What to Do

Snorkel in the Caribbean Sea: this is a fun activity for even small children if they are confident swimmers. There are dozens of colorful fish species, turtles, and other marine life to experience, and the crystal water makes for excellent viewing. The Caribbean side of the island has much calmer water and more sheltered inlets.

Ride a Zipline Through the Rainforest:  At least two different outfitters, Rainforest Adventures St. Lucia and Treetop Adventure Park, provide canopy tours for adrenaline junkies. These tours are appropriate for adults and older children. Rainforest Adventures excursions start at £41, and have a minimum age of 12.  Treetop Adventures asks for a minimum height of 50”, and fees range from £29-35. For families with children as young as 3, Treetop provides a “Treetop Adventure Tour” that skips the zipline, but includes a mini-course with suspended bridges and safety equipment.

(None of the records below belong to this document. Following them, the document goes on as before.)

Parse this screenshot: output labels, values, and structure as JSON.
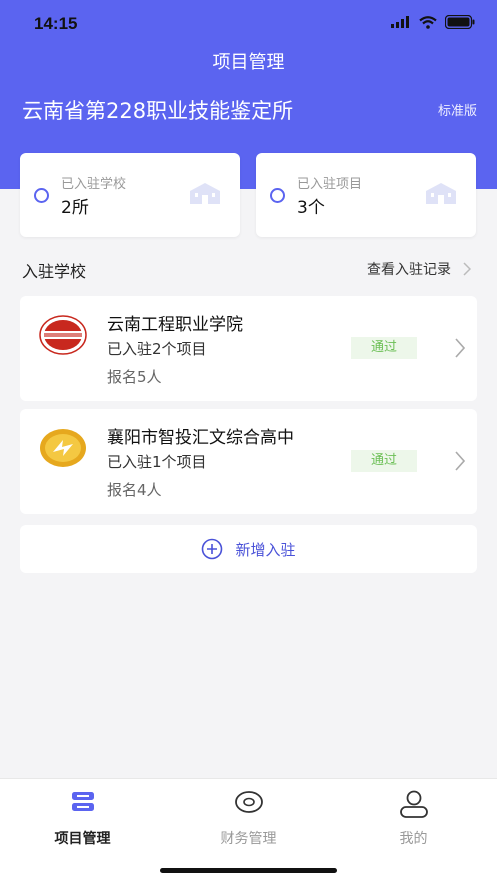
{
  "status_bar": {
    "time": "14:15"
  },
  "header": {
    "nav_title": "项目管理",
    "org_name": "云南省第228职业技能鉴定所",
    "version_label": "标准版"
  },
  "stats": [
    {
      "label": "已入驻学校",
      "value": "2所"
    },
    {
      "label": "已入驻项目",
      "value": "3个"
    }
  ],
  "section": {
    "title": "入驻学校",
    "link_label": "查看入驻记录"
  },
  "schools": [
    {
      "name": "云南工程职业学院",
      "projects": "已入驻2个项目",
      "signups": "报名5人",
      "status": "通过",
      "logo_icon": "college-seal-red"
    },
    {
      "name": "襄阳市智投汇文综合高中",
      "projects": "已入驻1个项目",
      "signups": "报名4人",
      "status": "通过",
      "logo_icon": "school-seal-gold"
    }
  ],
  "add_button": {
    "label": "新增入驻"
  },
  "tabbar": {
    "items": [
      {
        "label": "项目管理",
        "icon": "project-list-icon",
        "active": true
      },
      {
        "label": "财务管理",
        "icon": "finance-coin-icon",
        "active": false
      },
      {
        "label": "我的",
        "icon": "person-icon",
        "active": false
      }
    ]
  },
  "colors": {
    "accent": "#5b64f0",
    "badge_bg": "#edf7ea",
    "badge_text": "#6bbf55"
  }
}
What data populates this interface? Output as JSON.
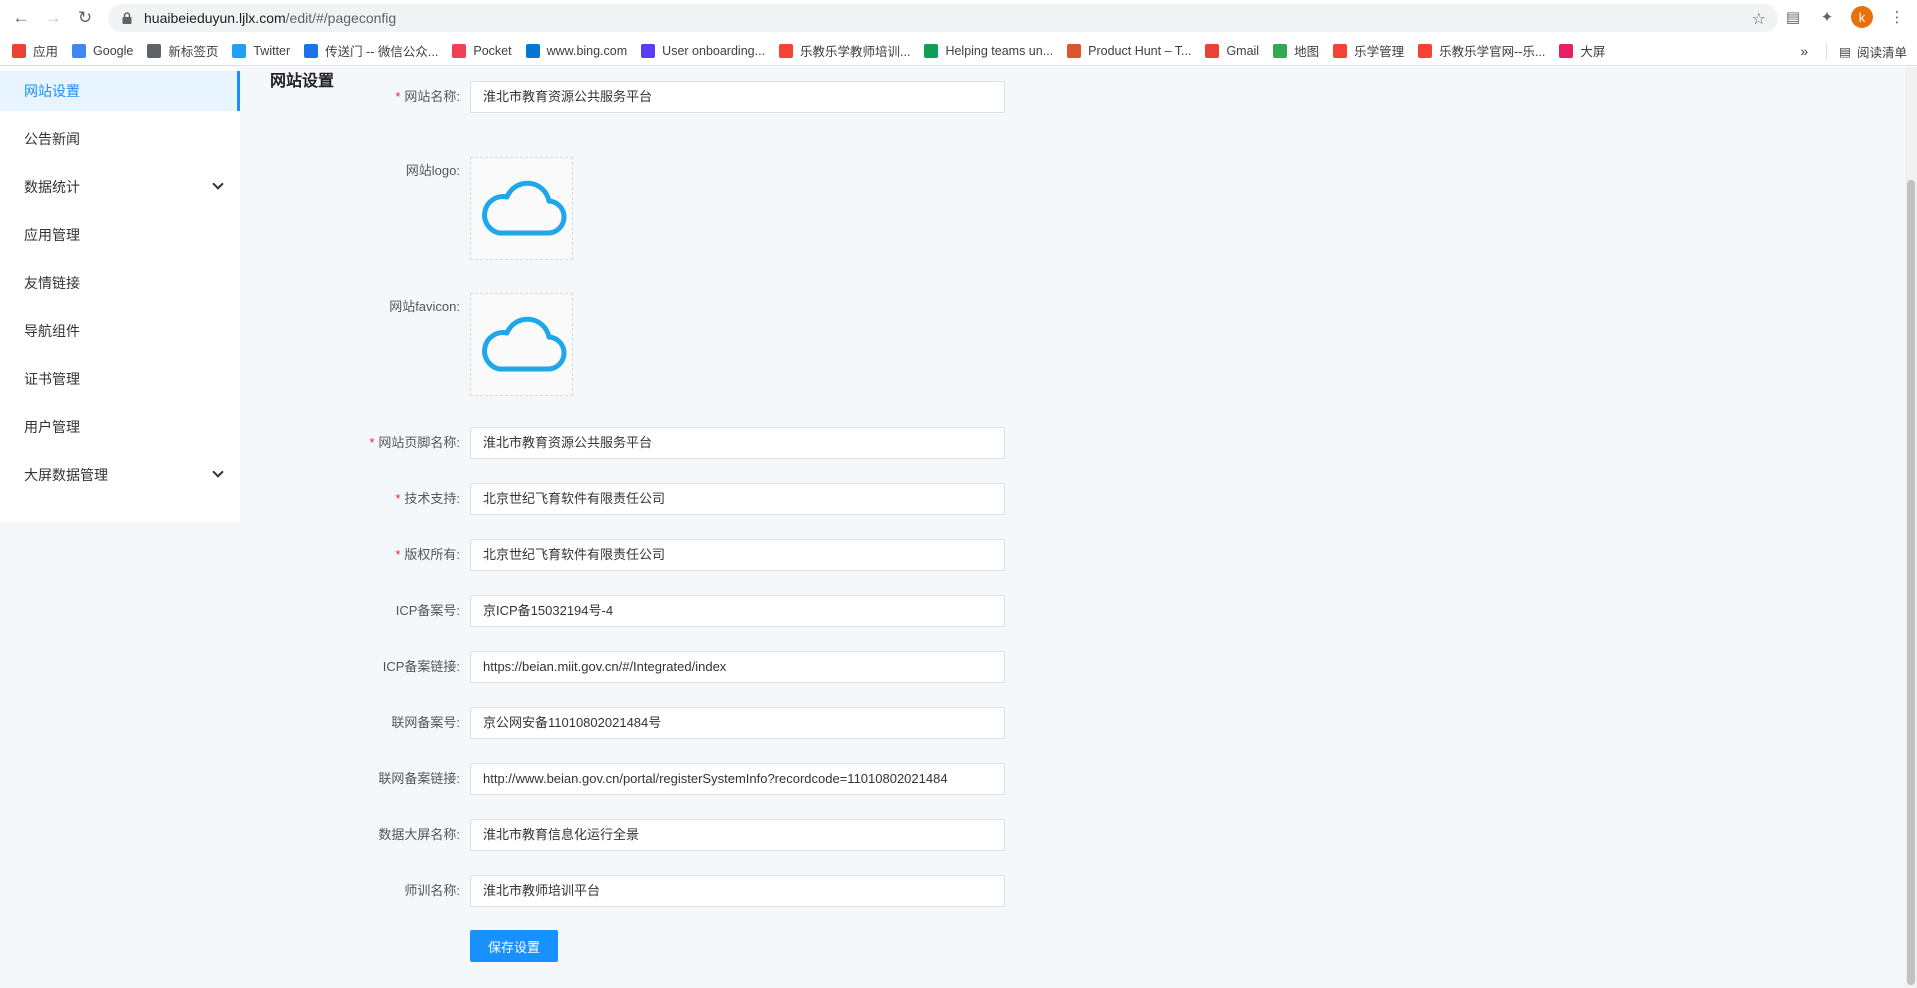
{
  "browser": {
    "url_host": "huaibeieduyun.ljlx.com",
    "url_path": "/edit/#/pageconfig",
    "profile_initial": "k",
    "bookmarks": [
      {
        "label": "应用",
        "color": "#ea4335"
      },
      {
        "label": "Google",
        "color": "#4285f4"
      },
      {
        "label": "新标签页",
        "color": "#5f6368"
      },
      {
        "label": "Twitter",
        "color": "#1da1f2"
      },
      {
        "label": "传送门 -- 微信公众...",
        "color": "#1a73e8"
      },
      {
        "label": "Pocket",
        "color": "#ef4056"
      },
      {
        "label": "www.bing.com",
        "color": "#0078d4"
      },
      {
        "label": "User onboarding...",
        "color": "#5b3df5"
      },
      {
        "label": "乐教乐学教师培训...",
        "color": "#f44336"
      },
      {
        "label": "Helping teams un...",
        "color": "#0f9d58"
      },
      {
        "label": "Product Hunt – T...",
        "color": "#da552f"
      },
      {
        "label": "Gmail",
        "color": "#ea4335"
      },
      {
        "label": "地图",
        "color": "#34a853"
      },
      {
        "label": "乐学管理",
        "color": "#f44336"
      },
      {
        "label": "乐教乐学官网--乐...",
        "color": "#f44336"
      },
      {
        "label": "大屏",
        "color": "#e91e63"
      }
    ],
    "reading_list": "阅读清单"
  },
  "sidebar": {
    "items": [
      {
        "label": "网站设置",
        "active": true,
        "expandable": false
      },
      {
        "label": "公告新闻",
        "active": false,
        "expandable": false
      },
      {
        "label": "数据统计",
        "active": false,
        "expandable": true
      },
      {
        "label": "应用管理",
        "active": false,
        "expandable": false
      },
      {
        "label": "友情链接",
        "active": false,
        "expandable": false
      },
      {
        "label": "导航组件",
        "active": false,
        "expandable": false
      },
      {
        "label": "证书管理",
        "active": false,
        "expandable": false
      },
      {
        "label": "用户管理",
        "active": false,
        "expandable": false
      },
      {
        "label": "大屏数据管理",
        "active": false,
        "expandable": true
      }
    ]
  },
  "main": {
    "title": "网站设置",
    "fields": [
      {
        "label": "网站名称:",
        "required": true,
        "value": "淮北市教育资源公共服务平台"
      },
      {
        "label": "网站logo:",
        "required": false,
        "type": "upload"
      },
      {
        "label": "网站favicon:",
        "required": false,
        "type": "upload"
      },
      {
        "label": "网站页脚名称:",
        "required": true,
        "value": "淮北市教育资源公共服务平台"
      },
      {
        "label": "技术支持:",
        "required": true,
        "value": "北京世纪飞育软件有限责任公司"
      },
      {
        "label": "版权所有:",
        "required": true,
        "value": "北京世纪飞育软件有限责任公司"
      },
      {
        "label": "ICP备案号:",
        "required": false,
        "value": "京ICP备15032194号-4"
      },
      {
        "label": "ICP备案链接:",
        "required": false,
        "value": "https://beian.miit.gov.cn/#/Integrated/index"
      },
      {
        "label": "联网备案号:",
        "required": false,
        "value": "京公网安备11010802021484号"
      },
      {
        "label": "联网备案链接:",
        "required": false,
        "value": "http://www.beian.gov.cn/portal/registerSystemInfo?recordcode=11010802021484"
      },
      {
        "label": "数据大屏名称:",
        "required": false,
        "value": "淮北市教育信息化运行全景"
      },
      {
        "label": "师训名称:",
        "required": false,
        "value": "淮北市教师培训平台"
      }
    ],
    "save_label": "保存设置"
  },
  "colors": {
    "accent": "#1890ff",
    "cloud": "#1ea7ea",
    "required": "#f5222d"
  }
}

A visit to the Planet Centre: This interactive site offers a wide range of fun but educational activities where kids can learn what it is like to be inside a hurricane, view the earth from space, and much more.

Rainforest Hike: There are a variety of trails to choose from, including some that are perfect for families with smaller children.

Pigeon Island National Park: the ruins of the fort would be a good place to let the kids run free and blow off some steam.

Horseback riding: you can find tours that last from 1/4h up to 2 h and the minimum age is 5 years old. Be sure to bring towel, swimsuit, cash and camera. Prices start from about £36 for adults (2h) and the children can ride with you.

Tip: Look for St Lucia family deals outside of peak school holiday periods if you have any flexibility on that front.

photo credit: DOTCALM9 cc

7 Types of False Economy Around Your Home


1. Cleaning your house yourself.

If you work full-time then cleaning your house yourself makes no sense. People who work full-time end up with so little relaxation time. The last thing anyone wants to come home to on a Friday night is come home to a dirty house and a giant list of jobs to do.

2. Any DIY job involving the word “stripping.”

“Stripping” should be left to the professionals, hehe. Even if you quite like the idea of doing painting yourself, you can get someone in to prepare the surfaces.

Let someone else strip your wallpaper, old paint over wood, or wooden flooring that needs revarnishing.

3. Any DIY job that involves purchasing specialized gear.

When considering doing a job yourself, it’s easy to forget to figure in the costs of paint brushes, sand paper etc etc, and the gas and time involved in going to make these purchases.

Try to work with a handy man who will pass on discounts he has negotiated with stores to you.

4. Staying home from work to meet a tradesperson.

In most cases it makes sense to pay an after hours fee to preserve your vacation time.

5. Attempting to do a task without the most efficient tools or supplies.

Life is to short to endure the frustration involved in attempting to do home improvement or home maintenance tasks without the specialized, time saving tools that the professionals use.

Another issue is using cut price cleaning supplies that don’t do the job nearly as well as a better product. One area where I avoid the dollar store is when it comes to cleaning supplies – I’ve had too many bad experiences e.g., of sponges that fall to pieces when you try to use them.

6. Attempting to do your own taxes.

Attempting to do more own taxes was probably the worst decision I ever made. Not only did it take an extraordinary amount of time, but I ended up being over cautious with deductions. Now that I am using an accountant I can see that using a professional would’ve saved BOTH time and money.

7. Anything that would cost you less than $20 a hour to have someone else do.

If you earn an average salary, then $20 an hour is an non extravagant level at which to be valuing your personal time. You might not immediately know how saving that money would allow you to claw it back on other ways but chances are (a) you will, and (b) you’re not considering some of the savings that will come from someone else doing the task for you, such as saving gas money going to buy supplies, as previously mentioned.

photo credit: wwarby via photopin CC.